Zigzag, Oregon, in the middle of Mount Hood National Forest, is named after the Zigzag River, which drains from the Zigzag Glacier. Notable is
Intercourse is in Lancaster County, Pennsylvania. “It’s okay, you can giggle!” the village’s website says. “We’re happy with our name. It’s the perfect conversation starter.” About 20 minutes away is the town Blue Ball, named after an 1850s inn.
Woonsocket is the sixth largest city in Rhode Island ands was originally known as la ville la plus française aux États-Unis, which translates to “the most French city in the United States.” Historians believe the name is an evolved variation of a word from a Native American language.
Ketchuptown got its name from a country store built by Herbert Small in 1927 were locals went to “catch up” on news and gossip.

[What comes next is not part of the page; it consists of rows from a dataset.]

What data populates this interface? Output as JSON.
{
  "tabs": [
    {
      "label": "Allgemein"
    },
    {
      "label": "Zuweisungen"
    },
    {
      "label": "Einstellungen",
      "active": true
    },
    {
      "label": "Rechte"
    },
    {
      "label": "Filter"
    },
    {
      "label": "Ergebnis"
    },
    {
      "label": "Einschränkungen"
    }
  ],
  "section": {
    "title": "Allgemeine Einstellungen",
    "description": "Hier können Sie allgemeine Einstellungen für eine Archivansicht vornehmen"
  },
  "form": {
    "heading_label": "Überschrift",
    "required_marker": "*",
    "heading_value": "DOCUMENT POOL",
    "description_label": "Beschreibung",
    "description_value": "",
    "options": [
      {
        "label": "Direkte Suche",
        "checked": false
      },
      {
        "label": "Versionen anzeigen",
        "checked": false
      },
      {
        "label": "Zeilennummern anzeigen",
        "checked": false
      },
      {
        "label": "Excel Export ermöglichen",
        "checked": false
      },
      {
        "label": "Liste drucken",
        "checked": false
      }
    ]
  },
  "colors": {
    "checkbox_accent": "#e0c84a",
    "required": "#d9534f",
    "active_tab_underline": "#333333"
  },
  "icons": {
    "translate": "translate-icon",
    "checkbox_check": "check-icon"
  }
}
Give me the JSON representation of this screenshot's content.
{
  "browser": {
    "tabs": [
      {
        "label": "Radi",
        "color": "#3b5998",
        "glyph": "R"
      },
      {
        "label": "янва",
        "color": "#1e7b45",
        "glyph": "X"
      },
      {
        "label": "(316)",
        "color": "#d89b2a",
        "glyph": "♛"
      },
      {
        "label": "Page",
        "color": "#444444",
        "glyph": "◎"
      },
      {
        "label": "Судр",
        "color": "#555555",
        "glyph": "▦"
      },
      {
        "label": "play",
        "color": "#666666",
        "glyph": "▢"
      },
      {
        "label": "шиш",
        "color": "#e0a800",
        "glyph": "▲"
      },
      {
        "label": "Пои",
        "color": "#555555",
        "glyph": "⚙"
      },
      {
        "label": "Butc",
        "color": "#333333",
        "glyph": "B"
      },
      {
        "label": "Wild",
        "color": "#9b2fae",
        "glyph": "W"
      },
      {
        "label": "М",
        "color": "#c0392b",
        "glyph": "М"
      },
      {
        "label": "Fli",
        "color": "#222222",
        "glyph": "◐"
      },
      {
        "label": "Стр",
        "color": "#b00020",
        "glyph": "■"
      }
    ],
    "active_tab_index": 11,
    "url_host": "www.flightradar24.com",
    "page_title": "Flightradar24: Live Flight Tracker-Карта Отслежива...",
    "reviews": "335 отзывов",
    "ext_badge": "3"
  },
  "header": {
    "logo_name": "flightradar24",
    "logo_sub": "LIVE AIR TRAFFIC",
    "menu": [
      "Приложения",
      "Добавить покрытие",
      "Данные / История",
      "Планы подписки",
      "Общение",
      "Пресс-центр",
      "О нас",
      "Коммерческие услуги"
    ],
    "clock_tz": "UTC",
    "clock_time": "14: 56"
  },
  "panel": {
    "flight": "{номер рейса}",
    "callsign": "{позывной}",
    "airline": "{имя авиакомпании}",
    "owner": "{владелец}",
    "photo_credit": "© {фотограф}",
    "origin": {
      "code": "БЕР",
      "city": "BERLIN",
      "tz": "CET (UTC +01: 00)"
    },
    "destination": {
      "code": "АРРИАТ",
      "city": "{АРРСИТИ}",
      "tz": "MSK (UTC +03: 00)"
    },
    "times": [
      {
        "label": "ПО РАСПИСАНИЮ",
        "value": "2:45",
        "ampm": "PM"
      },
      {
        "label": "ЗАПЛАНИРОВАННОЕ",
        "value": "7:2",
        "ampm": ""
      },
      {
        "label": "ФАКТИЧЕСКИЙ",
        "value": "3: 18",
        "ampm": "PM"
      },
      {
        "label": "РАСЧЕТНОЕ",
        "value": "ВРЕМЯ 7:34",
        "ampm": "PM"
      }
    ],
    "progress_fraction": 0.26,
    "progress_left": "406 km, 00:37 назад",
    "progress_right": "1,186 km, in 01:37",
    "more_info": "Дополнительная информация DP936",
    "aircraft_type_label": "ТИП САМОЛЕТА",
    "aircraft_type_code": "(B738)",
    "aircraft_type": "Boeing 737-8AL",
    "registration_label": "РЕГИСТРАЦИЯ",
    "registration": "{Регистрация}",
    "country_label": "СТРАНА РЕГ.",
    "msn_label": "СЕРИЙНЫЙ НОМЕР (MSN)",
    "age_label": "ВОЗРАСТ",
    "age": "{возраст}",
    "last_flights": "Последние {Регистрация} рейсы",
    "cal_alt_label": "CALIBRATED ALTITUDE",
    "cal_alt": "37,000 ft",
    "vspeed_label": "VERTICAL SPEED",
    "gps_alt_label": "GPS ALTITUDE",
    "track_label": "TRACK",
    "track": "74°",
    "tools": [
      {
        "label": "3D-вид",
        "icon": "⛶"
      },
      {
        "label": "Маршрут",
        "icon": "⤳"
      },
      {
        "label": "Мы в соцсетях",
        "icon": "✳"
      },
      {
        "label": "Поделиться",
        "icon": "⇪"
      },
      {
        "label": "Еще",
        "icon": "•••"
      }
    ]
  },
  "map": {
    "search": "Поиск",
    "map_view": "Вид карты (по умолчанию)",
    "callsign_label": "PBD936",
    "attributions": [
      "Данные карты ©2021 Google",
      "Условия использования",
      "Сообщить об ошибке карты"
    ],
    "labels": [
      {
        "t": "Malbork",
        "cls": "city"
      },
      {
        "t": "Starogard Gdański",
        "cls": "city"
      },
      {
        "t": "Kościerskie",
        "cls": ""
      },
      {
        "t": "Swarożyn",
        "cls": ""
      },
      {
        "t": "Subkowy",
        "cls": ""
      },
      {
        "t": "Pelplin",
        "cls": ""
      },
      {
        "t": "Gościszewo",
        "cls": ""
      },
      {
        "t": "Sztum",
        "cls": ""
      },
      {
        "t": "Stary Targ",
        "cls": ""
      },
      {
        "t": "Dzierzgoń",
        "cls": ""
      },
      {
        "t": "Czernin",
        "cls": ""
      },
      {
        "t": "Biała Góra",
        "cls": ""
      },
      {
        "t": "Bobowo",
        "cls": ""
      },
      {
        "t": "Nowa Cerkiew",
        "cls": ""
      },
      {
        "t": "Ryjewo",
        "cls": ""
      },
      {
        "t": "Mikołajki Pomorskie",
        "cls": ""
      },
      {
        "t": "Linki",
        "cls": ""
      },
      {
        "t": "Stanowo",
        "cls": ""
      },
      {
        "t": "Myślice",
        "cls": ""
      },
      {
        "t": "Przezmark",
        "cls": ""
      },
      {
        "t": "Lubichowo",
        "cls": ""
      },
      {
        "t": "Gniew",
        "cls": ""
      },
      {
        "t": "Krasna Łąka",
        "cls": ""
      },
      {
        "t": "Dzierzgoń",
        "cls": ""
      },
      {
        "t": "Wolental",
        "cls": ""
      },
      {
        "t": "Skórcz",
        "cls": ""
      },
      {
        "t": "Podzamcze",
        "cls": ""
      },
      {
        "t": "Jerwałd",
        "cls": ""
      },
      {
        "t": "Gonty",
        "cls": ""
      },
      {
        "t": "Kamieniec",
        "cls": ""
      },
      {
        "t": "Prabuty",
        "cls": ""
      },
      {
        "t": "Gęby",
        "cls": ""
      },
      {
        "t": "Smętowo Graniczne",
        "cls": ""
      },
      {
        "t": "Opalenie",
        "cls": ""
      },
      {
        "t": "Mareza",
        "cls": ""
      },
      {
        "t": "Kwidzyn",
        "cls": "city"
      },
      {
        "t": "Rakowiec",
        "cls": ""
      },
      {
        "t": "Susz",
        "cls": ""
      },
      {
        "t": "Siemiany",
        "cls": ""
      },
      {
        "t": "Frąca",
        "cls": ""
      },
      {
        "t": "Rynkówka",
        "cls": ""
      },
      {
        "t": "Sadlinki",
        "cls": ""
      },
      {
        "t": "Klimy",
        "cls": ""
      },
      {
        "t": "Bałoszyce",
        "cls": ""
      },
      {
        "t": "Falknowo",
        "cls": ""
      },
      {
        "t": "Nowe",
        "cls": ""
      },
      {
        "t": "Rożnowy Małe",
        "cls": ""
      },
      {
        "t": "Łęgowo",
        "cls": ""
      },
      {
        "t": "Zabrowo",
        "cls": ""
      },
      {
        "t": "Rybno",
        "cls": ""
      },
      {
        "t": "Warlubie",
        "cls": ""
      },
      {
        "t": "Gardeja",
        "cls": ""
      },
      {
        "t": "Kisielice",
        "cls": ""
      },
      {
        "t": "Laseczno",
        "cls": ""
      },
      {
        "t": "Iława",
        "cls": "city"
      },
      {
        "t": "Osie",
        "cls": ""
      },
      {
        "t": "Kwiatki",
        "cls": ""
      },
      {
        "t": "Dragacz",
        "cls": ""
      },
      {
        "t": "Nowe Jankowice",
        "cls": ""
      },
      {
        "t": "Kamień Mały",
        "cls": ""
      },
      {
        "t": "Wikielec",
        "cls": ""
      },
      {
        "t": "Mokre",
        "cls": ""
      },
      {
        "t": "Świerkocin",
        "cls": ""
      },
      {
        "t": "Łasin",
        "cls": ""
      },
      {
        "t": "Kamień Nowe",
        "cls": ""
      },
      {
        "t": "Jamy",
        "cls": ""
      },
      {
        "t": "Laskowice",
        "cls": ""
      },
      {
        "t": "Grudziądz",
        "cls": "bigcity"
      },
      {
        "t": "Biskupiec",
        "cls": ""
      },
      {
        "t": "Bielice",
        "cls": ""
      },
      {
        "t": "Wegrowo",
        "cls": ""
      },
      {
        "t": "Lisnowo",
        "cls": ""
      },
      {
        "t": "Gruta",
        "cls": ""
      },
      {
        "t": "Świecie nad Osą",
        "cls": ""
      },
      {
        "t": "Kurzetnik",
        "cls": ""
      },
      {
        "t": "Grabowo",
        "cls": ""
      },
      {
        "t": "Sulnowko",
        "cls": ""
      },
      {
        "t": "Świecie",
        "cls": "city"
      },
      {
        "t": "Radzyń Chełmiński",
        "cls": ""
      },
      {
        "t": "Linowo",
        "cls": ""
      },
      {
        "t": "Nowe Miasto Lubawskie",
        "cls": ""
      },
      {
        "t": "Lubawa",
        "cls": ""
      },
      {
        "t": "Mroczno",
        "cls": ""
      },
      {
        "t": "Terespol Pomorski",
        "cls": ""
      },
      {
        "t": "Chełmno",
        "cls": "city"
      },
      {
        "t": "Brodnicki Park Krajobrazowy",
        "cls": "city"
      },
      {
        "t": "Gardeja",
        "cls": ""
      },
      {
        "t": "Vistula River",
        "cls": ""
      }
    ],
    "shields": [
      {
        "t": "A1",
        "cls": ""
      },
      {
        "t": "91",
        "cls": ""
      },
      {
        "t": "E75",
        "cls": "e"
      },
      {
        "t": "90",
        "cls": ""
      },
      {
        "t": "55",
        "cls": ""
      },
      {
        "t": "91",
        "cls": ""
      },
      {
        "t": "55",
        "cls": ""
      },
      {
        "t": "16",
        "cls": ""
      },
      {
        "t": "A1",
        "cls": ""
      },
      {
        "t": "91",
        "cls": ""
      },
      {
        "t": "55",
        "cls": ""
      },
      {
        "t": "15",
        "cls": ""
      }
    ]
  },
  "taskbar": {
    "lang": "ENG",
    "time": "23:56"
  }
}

Mud Butte was named for a nearby barren butte. In 1981, archeologists digging around unearthed the sixth Tyrannosaurus rex skeleton ever discovered, after a local rancher finally got around to calling a museum about the dinosaur bones he’d seen digging out of a cliff on his property for years.
Difficult, Tennessee isn’t too hard to remember.
Muleshoe, Happy, Dime Box, Gun Barrel City, Cut and Shoot, Telephone, Jot ’em Down, Loco, and Comfort were among my favorite town names in Texas until I came upon Ding Dong. Located in Bell County, the community was named after its founders, the Bell family.
Mexican Hat, Utah, has a 60-foot-wide, sombrero-shaped rock formation on the northeast side of town.
Satans Kingdom, Vermont is not the only state with that town name. Massachusetts and Connecticut does too. The land was said to be rocky and void of fertile soil.
Bumpass, Virginia is pronounced “bump-iss.”
Humptulips was a major logging center. The name comes from a local Native American word meaning “hard to pole.” Native Americans used to canoe by propelling themselves along with poles.
Lick Fork, Virginia is basically known for photo opportunities with signs bearing that name. There’s more in Booger Hole.
Bosstown, Wisconsin takes its name from a William Henry Dosch, a storeowner nicknamed Boss. Wow! There’s also a Spread Eagle.
Chugwater, Wyoming was home of the Mandan tribe, whose chief was reportedly injured during a buffalo hunt and sent his son to lead the hunting party in his place. According to Chugwater’s website, the son determined that the easiest way to kill the buffalo was to drive them off the local chalk cliffs. “The word ‘chug,’” the town’s website notes, “is said to describe the noise that the buffalo or the falling chalk made when it hit the ground or fell into the water under the bluff, depending on which version of the legend you wish to believe. Indians began to call the area ‘water at the place where the buffalo chug.’”